Illegal drugs have been a prevalent and growing problem in Canada, and over the past 25 years the use of opiates/opioids, methamphetamine, cocaine and its derivatives have been at a consistently high level across the country. During this time, the rise of fentanyl has had a devastating effect on people who use drugs. At time of writing, more than 21,000 people have died from preventable toxic drug poisonings, a.k.a. fatal overdoses.
The fentanyl discussed here is not the legally produced opioid that has legitimate uses but rather, the illegally produced kind. Criminal manufacturing has seen fentanyl used as an additive for other drugs to increase the effect or value of those street drugs, or in the manufacture of counterfeit “look-alike” drugs emulating Oxycodone and others. They are easily manufactured, needing only the precursors or ingredients, which can be bought over the dark web; additives for bulk; food colouring; and a pill press. Criminals have and are feeding a demand that may have begun with drug users looking for a replacement opioid from their heroin mainstay, but fentanyl has quickly risen to the front of the line in the illegal provision of synthetic opioids in Canada.
This has been a growing problem, with the U.S., Canada, United Kingdom and others seeing dramatically increased use, and as a result, an ever-increasing overdose problem — culminating in almost 17 deaths per day in Canada alone. This would be a national health emergency any time, but is greatly magnified during COVID as health care tries to manage the pandemic while struggling to support this already difficult-to-access client group.
Overall, Canada has responded to addiction by targeting the elimination of drug use. Often this focuses on different programs aimed at the person who uses drugs, not the community generally. But focusing just on the individual user sells short the wider impacts of some programs. A case in point is the discussion surrounding “safe supply” of drugs — which usually takes the form of alternative drug therapy or replacement drug therapy.

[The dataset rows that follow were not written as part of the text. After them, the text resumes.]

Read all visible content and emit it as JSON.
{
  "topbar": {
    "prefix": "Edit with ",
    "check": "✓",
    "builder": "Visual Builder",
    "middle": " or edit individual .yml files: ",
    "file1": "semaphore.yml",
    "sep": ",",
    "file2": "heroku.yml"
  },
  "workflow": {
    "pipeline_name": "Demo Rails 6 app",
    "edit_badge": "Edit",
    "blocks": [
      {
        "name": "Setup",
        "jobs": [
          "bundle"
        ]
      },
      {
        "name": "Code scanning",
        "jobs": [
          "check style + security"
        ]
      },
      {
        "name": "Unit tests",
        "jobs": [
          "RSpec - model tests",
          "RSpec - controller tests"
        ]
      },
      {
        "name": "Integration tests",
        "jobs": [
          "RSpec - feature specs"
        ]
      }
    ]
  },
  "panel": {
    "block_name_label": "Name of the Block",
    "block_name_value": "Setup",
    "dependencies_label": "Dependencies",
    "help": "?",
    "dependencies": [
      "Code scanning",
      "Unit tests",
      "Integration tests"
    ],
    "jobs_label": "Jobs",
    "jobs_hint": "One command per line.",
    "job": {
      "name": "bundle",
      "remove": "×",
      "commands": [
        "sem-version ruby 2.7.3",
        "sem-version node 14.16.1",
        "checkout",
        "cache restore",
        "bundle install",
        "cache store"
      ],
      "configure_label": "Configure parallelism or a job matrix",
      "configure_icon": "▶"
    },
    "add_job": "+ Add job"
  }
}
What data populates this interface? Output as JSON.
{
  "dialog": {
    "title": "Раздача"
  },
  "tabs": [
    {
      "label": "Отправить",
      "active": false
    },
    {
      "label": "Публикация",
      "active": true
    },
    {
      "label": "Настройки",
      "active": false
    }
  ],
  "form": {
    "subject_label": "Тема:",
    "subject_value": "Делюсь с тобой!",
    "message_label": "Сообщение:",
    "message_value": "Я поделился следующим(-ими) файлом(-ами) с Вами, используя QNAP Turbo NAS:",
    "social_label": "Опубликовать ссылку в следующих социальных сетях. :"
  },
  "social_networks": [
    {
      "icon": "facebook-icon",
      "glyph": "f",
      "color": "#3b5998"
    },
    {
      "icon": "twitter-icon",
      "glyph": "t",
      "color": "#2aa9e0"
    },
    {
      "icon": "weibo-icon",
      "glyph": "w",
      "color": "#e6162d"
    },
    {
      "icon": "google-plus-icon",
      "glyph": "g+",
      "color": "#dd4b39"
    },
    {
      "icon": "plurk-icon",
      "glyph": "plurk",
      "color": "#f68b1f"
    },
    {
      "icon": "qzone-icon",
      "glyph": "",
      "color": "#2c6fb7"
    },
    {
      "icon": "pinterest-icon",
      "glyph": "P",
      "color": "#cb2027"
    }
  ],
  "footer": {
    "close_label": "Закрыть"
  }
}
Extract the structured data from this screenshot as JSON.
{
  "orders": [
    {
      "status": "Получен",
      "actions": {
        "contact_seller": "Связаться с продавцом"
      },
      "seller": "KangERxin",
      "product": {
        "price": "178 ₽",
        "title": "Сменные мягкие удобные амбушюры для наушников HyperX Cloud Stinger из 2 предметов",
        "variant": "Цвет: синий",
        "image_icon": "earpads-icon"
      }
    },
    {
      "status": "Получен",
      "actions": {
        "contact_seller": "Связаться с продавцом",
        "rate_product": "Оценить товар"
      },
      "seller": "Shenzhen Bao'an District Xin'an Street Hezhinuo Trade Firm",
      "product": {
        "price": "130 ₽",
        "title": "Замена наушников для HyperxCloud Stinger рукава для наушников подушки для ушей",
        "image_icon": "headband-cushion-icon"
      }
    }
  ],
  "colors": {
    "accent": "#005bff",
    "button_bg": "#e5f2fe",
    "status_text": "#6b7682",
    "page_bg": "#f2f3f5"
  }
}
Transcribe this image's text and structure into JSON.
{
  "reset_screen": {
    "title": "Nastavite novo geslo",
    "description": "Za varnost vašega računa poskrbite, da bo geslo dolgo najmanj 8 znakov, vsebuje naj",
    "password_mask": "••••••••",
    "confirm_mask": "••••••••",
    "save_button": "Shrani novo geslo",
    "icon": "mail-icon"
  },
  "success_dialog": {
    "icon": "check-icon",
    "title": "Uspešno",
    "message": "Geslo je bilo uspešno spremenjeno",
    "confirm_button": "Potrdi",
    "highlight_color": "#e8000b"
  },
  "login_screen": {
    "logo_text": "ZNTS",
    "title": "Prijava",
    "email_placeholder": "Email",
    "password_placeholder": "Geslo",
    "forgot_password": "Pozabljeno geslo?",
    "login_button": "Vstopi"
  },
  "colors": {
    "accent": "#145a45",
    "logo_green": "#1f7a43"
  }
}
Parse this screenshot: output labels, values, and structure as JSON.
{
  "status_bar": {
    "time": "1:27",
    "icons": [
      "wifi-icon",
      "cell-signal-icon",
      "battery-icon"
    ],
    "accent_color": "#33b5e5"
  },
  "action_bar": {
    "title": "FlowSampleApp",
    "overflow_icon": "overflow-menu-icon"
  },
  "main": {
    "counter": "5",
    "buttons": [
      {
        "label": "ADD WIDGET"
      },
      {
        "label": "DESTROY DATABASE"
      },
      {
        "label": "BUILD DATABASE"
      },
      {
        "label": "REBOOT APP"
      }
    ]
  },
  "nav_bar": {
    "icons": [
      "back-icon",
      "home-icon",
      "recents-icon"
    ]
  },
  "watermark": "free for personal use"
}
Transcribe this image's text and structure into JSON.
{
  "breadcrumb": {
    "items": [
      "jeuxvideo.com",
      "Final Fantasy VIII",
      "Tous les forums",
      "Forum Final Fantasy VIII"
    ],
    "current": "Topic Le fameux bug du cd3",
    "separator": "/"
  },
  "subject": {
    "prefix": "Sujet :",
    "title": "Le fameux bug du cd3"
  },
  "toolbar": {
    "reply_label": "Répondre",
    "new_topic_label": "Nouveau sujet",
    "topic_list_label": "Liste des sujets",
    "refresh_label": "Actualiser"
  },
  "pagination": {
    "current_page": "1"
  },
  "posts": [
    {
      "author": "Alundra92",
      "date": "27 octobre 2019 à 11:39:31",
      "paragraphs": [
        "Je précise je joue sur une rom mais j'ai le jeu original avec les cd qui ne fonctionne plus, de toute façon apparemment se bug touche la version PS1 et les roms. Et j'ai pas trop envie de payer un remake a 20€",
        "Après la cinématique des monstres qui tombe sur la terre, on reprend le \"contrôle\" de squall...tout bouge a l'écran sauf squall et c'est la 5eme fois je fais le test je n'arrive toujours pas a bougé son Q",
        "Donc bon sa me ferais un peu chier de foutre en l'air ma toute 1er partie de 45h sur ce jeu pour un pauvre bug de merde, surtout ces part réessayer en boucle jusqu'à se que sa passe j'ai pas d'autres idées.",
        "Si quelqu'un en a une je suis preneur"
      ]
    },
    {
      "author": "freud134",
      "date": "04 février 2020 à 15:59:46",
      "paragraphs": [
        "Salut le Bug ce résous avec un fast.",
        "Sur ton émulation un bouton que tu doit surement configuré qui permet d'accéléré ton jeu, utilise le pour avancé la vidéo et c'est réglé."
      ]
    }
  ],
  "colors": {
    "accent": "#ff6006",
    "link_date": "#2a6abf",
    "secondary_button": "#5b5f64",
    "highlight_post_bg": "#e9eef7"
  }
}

Safe supply can replace “street drugs” with a substitute that can help the individual, through a public health model. It can reduce harm, ensure medical engagement/oversight and provide a health response to a health problem.
But an area that is seldom discussed and often overlooked is the overall impact that a safe supply program could have on the general public. When I worked as the police chief in Ottawa, I saw first-hand the impact the illegal drug trade had on the community — not just the drug trafficking itself but the impact of that drug trade on the community as those affected by addiction participated in ever-increasing criminal activity to address their dependent substance use. Often their offences were considered minor — by the police and the community — but as the drug trade grew so did the number of offences and community impact. When I met with residents in communities such as Vanier, Lowertown and others, citizens were clear they wanted less crime and a feeling of safety with less criminality in their community.
So, in considering the provision of a “safe supply,” a secure/predictable supply of pharmaceutical alternatives to toxic street drugs, there is another positively impacted recipient: the community. A community will see less crime being committed as those who would have engaged in crime to purchase illegal drugs will not have to do so; they’ll be receiving their drugs through a medical facility using a public health model.
Of note is that the Canadian Association of Chiefs of Police have come out in support of safe supply, as they believe it will make communities safer.
Saving lives is always the most important outcome of safe supply. But in and of itself this has not been enough to persuade society to support drug policy reform. We must articulate other benefits in order to build support to champion and support these ideas.
Sen. Vern White is a former chief of the Ottawa Police.